**Corollary:**

(i) When x = 0 then we have

In this case, the identities sin^{2}θ + cos^{2}θ = 1 and 1 + cot^{2}θ = cosec^{2}θ exist but the identity 1 + tan^{2}θ = sec^{2}θ does not exist.

(ii) When y = 0 then we have

In this case, the identities sin^{2}θ + cos^{2}θ = 1 and 1 + tan^{2}θ = sec^{2}θ exist but the identity 1 + cot^{2}θ = cosec^{2}θ does not exist.

Now, we know the basic trigonometric identities, let us see the following video to know how to use these identities.

**Example 1: Find the value of the expression (sec ^{2}27° – tan27°.cot63°).**

**Solution:**

sec

^{2}27° – tan27°.cot63° = sec

^{2}27° – tan27°.cot (90° – 27°)

[27° and 63° are complementary angles]

= sec

^{2}27°– tan27°.tan27° [cot (90° – ?) = tan ?]

= sec

^{2}27° – tan

^{2}27°

= 1 + tan

^{2}27° – tan

^{2}27° [Using the identity 1 + tan

^{2}θ = sec

^{2}θ]

= 1

Thus, the value of the given expression is 1.

**Example 2: Write all the trigonometric ratios in terms of sin A.****Solution:**

Using the identity

sin^{2}A + cos^{2}A = 1,

we can write, cos^{2}A = 1 – sin^{2}A

Taking square root on both sides,

The trigonometric ratios in terms of sin A are given by (i), (ii), (iii), (iv), and (v).

**Example 3: Simplify the following expression.****[(1 + cot A – cosec A)(1 + tan A + sec A)]****Solution:**

(1 + cot A – cosec A)(1 + tan A + sec A)

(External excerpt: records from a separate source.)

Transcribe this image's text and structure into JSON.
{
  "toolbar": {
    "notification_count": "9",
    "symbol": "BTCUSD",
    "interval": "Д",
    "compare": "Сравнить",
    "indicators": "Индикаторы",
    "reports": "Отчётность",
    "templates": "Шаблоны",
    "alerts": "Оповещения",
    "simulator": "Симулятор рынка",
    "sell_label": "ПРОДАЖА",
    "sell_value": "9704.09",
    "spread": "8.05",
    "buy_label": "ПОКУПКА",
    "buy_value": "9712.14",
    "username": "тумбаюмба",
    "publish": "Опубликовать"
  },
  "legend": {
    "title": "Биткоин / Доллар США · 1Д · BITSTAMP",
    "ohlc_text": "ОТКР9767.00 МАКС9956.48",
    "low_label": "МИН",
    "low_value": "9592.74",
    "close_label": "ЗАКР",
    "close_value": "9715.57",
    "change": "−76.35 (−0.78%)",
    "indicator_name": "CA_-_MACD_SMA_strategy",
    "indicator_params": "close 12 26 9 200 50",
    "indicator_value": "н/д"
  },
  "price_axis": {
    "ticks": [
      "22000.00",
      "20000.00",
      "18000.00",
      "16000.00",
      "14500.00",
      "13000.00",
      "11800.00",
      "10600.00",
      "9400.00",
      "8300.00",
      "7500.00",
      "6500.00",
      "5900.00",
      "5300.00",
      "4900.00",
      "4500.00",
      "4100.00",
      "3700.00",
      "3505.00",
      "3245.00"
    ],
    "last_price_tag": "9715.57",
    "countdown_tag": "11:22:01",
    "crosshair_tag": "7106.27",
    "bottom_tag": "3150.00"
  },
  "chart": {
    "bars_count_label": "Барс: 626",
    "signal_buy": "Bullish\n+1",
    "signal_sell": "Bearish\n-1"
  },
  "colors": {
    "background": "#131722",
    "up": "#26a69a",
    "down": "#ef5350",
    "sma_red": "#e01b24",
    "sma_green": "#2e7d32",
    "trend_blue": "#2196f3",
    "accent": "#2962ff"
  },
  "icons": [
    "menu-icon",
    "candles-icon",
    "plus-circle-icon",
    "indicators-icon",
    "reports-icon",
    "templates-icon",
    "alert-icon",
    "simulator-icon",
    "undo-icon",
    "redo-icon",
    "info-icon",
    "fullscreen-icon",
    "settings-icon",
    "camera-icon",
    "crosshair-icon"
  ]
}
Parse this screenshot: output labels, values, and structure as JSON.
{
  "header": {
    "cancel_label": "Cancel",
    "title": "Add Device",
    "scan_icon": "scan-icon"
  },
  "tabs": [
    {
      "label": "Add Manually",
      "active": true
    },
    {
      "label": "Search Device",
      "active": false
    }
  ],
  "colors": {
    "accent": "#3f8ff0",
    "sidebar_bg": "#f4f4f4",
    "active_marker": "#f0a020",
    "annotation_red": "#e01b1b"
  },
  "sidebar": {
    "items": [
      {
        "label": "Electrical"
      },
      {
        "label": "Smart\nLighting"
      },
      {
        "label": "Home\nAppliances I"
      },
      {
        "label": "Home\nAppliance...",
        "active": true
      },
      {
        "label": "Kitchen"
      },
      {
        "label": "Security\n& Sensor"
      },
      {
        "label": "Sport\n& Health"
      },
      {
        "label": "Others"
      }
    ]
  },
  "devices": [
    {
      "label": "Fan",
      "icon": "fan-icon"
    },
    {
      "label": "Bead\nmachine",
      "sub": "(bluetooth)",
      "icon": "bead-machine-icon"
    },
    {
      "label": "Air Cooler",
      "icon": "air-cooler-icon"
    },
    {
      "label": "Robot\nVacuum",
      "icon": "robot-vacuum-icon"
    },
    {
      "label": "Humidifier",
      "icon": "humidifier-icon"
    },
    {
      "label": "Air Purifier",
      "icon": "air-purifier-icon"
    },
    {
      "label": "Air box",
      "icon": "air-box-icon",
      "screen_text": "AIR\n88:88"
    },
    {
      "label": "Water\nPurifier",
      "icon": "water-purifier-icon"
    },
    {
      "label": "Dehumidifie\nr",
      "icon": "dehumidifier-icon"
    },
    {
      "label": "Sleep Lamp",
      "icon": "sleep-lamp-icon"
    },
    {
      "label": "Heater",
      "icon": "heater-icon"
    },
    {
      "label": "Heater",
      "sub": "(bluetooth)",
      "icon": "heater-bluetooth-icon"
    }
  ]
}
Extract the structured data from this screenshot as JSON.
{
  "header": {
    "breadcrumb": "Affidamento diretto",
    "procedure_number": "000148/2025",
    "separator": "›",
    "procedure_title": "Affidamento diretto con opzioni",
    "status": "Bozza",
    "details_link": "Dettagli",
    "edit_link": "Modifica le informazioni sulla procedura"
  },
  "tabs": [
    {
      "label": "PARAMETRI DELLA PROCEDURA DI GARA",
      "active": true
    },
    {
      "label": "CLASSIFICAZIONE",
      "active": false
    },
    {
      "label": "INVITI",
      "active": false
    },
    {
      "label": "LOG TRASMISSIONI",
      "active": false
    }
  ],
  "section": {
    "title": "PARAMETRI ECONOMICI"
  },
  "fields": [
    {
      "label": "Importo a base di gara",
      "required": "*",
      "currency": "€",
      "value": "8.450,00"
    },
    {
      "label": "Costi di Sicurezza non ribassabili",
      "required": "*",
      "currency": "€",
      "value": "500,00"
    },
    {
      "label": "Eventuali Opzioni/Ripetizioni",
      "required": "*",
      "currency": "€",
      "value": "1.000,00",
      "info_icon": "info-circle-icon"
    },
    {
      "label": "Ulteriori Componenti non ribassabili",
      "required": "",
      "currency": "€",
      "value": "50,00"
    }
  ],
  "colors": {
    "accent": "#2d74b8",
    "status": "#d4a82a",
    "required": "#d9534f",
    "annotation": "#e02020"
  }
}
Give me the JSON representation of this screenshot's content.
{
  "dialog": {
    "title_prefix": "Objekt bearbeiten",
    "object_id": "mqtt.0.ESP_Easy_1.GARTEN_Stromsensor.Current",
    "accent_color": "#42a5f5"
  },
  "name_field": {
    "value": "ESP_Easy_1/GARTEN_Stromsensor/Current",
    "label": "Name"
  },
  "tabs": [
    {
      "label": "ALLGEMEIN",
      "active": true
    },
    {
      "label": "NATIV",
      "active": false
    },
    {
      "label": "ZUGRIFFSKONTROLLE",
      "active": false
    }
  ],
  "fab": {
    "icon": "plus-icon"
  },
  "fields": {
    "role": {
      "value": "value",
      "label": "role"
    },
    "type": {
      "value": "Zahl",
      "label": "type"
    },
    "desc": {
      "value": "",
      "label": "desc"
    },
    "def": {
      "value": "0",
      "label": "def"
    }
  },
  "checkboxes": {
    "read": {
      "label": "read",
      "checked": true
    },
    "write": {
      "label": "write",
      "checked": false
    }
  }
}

Thus, the value of the given expression is 2.**Use Of Trigonometric Identities In Proving Relationships Involving Trigonometric ****Ratios**

**Can we prove the following relation?**

To prove this relation, we will make use of the following identities.

Let us see how to prove this.

We can take any side, L.H.S or R.H.S, of the above relation and prove it equal to the other side.

In this way, we use the above mentioned trigonometric identities to prove other relations involving trigonometric ratios.

Let us now look at another approach to solve a relation.

In this method, we simplify both L.H.S and R.H.S. and when we reach at a common point, we can say that the L.H.S. and R.H.S. are equal.

Let us try to prove that 2tan^{2}A + tan^{4}A = sec^{4}A − 1.

Taking the L.H.S of the equation,

The L.H.S is given as 2tan^{2}A + tan^{4}A.

= tan^{2}A (2 + tan^{2}A)

= (sec^{2}A − 1) (2 + sec^{2}A − 1) [Using the identity 1 + tan^{2}A = sec2A, we obtain tan^{2}A = sec^{2}A − 1]

= (sec^{2}A − 1) (sec^{2}A + 1)

The R.H.S is given by sec4A − 1.

= (sec^{2}A − 1) (sec^{2}A + 1) [a^{2} − b^{2} = (a − b) (a + b)]

Therefore, by solving both L.H.S and R.H.S, we obtain (sec^{2}A − 1) (sec^{2}A + 1).

Thus, we can say that 2tan^{2}A + tan^{4}A = sec^{4}A − 1.

Now let us look at some more examples.

**Example 1: Prove that .**

**Solution:**

**Example 2: Prove that**

**Solution:**

L.H.S = (cosec A − sin A) (sec A − cos A)

= cosec A × sec A − cosec A × cos A − sin A × sec A + sin A × cos A